Instructions to follow> Write an exact copy of the entries below that leaves out all pictures.

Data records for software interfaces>
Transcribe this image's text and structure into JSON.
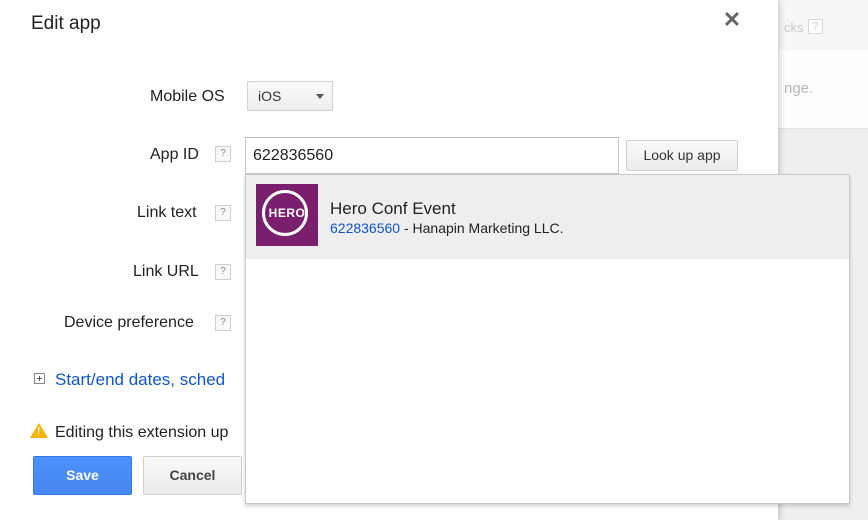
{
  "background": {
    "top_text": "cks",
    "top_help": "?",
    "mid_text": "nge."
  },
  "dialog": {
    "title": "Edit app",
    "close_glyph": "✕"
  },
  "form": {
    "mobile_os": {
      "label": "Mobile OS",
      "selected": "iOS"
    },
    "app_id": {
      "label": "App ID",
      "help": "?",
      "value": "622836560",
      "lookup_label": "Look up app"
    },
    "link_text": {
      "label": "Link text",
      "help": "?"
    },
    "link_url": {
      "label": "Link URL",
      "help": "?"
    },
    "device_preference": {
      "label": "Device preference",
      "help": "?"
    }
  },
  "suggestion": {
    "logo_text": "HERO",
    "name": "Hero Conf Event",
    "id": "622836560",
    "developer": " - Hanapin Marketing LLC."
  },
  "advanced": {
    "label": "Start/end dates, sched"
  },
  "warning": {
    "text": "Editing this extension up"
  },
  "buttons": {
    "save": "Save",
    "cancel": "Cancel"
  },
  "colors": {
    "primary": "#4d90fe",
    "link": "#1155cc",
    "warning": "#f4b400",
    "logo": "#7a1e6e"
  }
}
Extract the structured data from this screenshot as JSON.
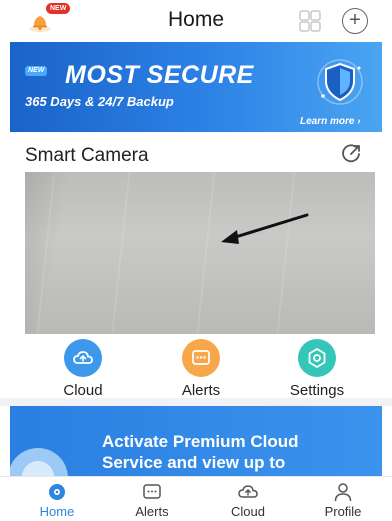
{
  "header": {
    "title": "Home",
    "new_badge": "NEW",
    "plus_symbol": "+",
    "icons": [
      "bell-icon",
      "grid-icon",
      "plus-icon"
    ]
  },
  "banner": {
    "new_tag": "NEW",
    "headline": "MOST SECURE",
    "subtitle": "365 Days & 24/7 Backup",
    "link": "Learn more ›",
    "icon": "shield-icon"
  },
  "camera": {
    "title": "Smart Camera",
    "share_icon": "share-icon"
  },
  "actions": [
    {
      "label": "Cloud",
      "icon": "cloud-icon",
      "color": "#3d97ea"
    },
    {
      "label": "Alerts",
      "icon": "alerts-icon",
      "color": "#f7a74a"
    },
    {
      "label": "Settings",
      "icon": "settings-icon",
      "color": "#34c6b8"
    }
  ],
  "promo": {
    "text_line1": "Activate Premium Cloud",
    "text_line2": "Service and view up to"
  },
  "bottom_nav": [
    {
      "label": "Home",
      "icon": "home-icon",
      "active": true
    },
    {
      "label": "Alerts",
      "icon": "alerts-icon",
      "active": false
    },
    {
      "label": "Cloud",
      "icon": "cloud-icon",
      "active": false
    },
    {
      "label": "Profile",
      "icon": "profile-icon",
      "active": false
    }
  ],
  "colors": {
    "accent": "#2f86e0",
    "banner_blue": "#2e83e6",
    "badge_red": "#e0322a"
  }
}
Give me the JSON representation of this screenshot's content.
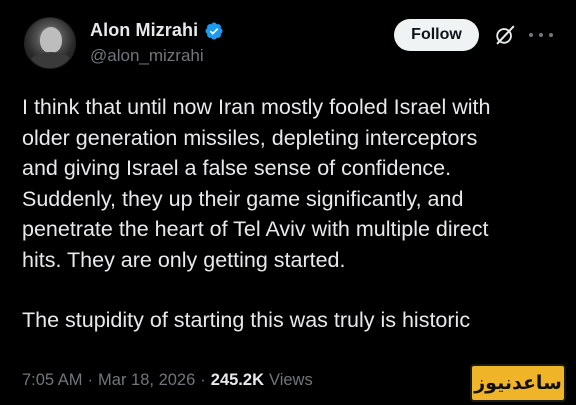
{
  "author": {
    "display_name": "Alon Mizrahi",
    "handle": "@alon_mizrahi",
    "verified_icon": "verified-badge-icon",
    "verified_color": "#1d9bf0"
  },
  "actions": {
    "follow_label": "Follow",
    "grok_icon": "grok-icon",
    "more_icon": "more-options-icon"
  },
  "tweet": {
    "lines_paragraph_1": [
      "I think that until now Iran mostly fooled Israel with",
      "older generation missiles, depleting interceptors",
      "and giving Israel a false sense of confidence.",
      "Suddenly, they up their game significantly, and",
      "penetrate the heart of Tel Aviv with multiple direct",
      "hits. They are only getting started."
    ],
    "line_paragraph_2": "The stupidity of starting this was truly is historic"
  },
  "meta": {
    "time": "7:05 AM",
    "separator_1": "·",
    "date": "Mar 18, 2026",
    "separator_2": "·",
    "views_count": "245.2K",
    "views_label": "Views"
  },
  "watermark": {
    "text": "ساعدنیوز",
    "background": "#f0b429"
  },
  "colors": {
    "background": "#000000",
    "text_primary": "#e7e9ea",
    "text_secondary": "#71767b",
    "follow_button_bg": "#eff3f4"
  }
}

Your solution>
Transcribe this image's text and structure into JSON.
{
  "background": {
    "top_text": "cks",
    "top_help": "?",
    "mid_text": "nge."
  },
  "dialog": {
    "title": "Edit app",
    "close_glyph": "✕"
  },
  "form": {
    "mobile_os": {
      "label": "Mobile OS",
      "selected": "iOS"
    },
    "app_id": {
      "label": "App ID",
      "help": "?",
      "value": "622836560",
      "lookup_label": "Look up app"
    },
    "link_text": {
      "label": "Link text",
      "help": "?"
    },
    "link_url": {
      "label": "Link URL",
      "help": "?"
    },
    "device_preference": {
      "label": "Device preference",
      "help": "?"
    }
  },
  "suggestion": {
    "logo_text": "HERO",
    "name": "Hero Conf Event",
    "id": "622836560",
    "developer": " - Hanapin Marketing LLC."
  },
  "advanced": {
    "label": "Start/end dates, sched"
  },
  "warning": {
    "text": "Editing this extension up"
  },
  "buttons": {
    "save": "Save",
    "cancel": "Cancel"
  },
  "colors": {
    "primary": "#4d90fe",
    "link": "#1155cc",
    "warning": "#f4b400",
    "logo": "#7a1e6e"
  }
}
Extract the structured data from this screenshot as JSON.
{
  "header": {
    "title": "Home",
    "new_badge": "NEW",
    "plus_symbol": "+",
    "icons": [
      "bell-icon",
      "grid-icon",
      "plus-icon"
    ]
  },
  "banner": {
    "new_tag": "NEW",
    "headline": "MOST SECURE",
    "subtitle": "365 Days & 24/7 Backup",
    "link": "Learn more ›",
    "icon": "shield-icon"
  },
  "camera": {
    "title": "Smart Camera",
    "share_icon": "share-icon"
  },
  "actions": [
    {
      "label": "Cloud",
      "icon": "cloud-icon",
      "color": "#3d97ea"
    },
    {
      "label": "Alerts",
      "icon": "alerts-icon",
      "color": "#f7a74a"
    },
    {
      "label": "Settings",
      "icon": "settings-icon",
      "color": "#34c6b8"
    }
  ],
  "promo": {
    "text_line1": "Activate Premium Cloud",
    "text_line2": "Service and view up to"
  },
  "bottom_nav": [
    {
      "label": "Home",
      "icon": "home-icon",
      "active": true
    },
    {
      "label": "Alerts",
      "icon": "alerts-icon",
      "active": false
    },
    {
      "label": "Cloud",
      "icon": "cloud-icon",
      "active": false
    },
    {
      "label": "Profile",
      "icon": "profile-icon",
      "active": false
    }
  ],
  "colors": {
    "accent": "#2f86e0",
    "banner_blue": "#2e83e6",
    "badge_red": "#e0322a"
  }
}
Give me the JSON representation of this screenshot's content.
{
  "author": {
    "display_name": "Alon Mizrahi",
    "handle": "@alon_mizrahi",
    "verified_icon": "verified-badge-icon",
    "verified_color": "#1d9bf0"
  },
  "actions": {
    "follow_label": "Follow",
    "grok_icon": "grok-icon",
    "more_icon": "more-options-icon"
  },
  "tweet": {
    "lines_paragraph_1": [
      "I think that until now Iran mostly fooled Israel with",
      "older generation missiles, depleting interceptors",
      "and giving Israel a false sense of confidence.",
      "Suddenly, they up their game significantly, and",
      "penetrate the heart of Tel Aviv with multiple direct",
      "hits. They are only getting started."
    ],
    "line_paragraph_2": "The stupidity of starting this was truly is historic"
  },
  "meta": {
    "time": "7:05 AM",
    "separator_1": "·",
    "date": "Mar 18, 2026",
    "separator_2": "·",
    "views_count": "245.2K",
    "views_label": "Views"
  },
  "watermark": {
    "text": "ساعدنیوز",
    "background": "#f0b429"
  },
  "colors": {
    "background": "#000000",
    "text_primary": "#e7e9ea",
    "text_secondary": "#71767b",
    "follow_button_bg": "#eff3f4"
  }
}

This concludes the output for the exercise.